**Task item**
For the entries that follow, give the number of lines holding the string "name" and nothing more.

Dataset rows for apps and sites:
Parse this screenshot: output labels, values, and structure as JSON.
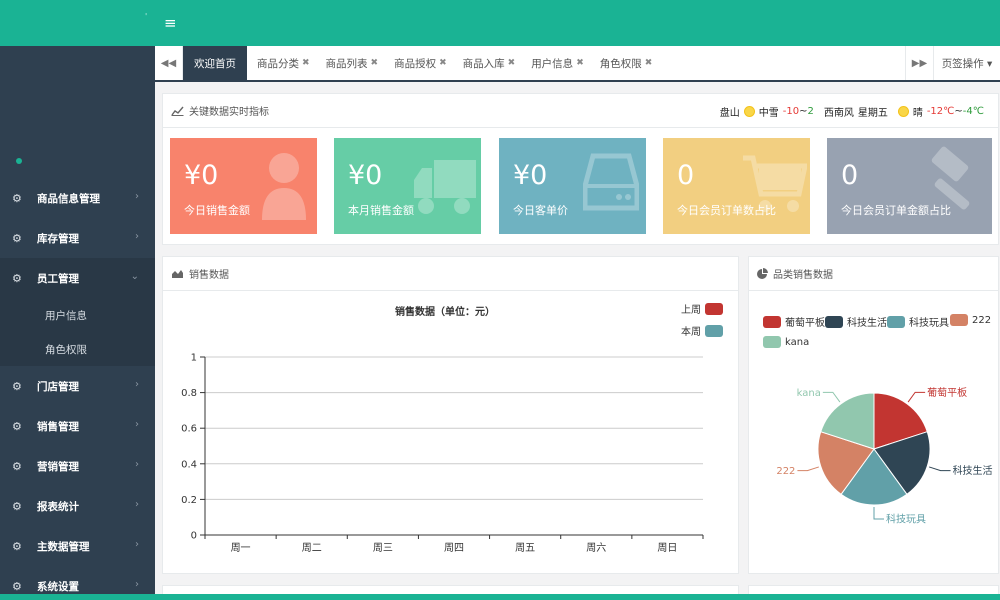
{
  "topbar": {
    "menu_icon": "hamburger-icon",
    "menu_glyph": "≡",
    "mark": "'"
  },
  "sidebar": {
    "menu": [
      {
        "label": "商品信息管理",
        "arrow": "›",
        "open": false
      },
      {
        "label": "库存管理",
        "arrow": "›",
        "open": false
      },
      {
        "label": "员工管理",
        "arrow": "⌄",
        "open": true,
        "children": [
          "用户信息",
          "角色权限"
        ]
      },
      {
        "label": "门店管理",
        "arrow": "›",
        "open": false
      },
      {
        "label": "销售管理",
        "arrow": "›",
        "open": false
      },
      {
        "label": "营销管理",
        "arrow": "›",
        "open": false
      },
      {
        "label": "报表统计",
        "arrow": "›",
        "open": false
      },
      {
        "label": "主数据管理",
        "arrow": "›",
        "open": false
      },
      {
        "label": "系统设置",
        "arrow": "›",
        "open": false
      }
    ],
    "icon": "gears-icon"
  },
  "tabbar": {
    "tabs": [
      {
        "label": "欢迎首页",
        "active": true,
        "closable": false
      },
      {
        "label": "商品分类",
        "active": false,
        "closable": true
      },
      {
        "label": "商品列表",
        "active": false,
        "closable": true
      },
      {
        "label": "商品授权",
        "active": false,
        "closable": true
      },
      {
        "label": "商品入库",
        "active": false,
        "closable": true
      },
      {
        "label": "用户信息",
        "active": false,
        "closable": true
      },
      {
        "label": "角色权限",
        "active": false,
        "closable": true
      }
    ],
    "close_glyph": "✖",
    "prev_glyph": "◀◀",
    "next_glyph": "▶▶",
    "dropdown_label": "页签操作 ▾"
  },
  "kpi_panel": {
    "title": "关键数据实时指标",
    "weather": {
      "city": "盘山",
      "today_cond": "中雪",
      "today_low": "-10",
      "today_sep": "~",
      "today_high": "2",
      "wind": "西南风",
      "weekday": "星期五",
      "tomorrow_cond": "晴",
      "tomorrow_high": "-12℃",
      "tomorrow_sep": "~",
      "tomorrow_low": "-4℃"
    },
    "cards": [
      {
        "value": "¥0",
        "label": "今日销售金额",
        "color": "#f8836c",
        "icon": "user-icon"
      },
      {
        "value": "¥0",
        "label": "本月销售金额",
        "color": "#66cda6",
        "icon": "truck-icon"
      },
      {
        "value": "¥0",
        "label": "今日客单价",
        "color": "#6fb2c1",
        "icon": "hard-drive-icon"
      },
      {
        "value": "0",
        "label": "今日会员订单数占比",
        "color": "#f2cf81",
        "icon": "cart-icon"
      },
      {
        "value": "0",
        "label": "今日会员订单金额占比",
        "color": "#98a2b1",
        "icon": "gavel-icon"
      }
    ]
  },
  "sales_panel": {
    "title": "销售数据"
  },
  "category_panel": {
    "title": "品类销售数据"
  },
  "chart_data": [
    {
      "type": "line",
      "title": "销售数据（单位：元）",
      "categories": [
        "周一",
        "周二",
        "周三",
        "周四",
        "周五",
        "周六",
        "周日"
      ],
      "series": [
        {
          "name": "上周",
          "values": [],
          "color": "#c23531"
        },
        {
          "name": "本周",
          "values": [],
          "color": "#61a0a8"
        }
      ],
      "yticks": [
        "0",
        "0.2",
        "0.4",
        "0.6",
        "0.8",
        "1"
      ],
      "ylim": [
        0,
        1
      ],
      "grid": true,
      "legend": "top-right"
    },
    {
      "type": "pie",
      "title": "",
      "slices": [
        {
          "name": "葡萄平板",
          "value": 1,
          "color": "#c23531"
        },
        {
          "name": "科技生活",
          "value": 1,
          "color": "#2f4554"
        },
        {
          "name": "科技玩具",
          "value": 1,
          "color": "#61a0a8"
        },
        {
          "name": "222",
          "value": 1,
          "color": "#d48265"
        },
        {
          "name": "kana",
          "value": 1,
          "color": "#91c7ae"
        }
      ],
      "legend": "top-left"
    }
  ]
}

**Answer for the task**
7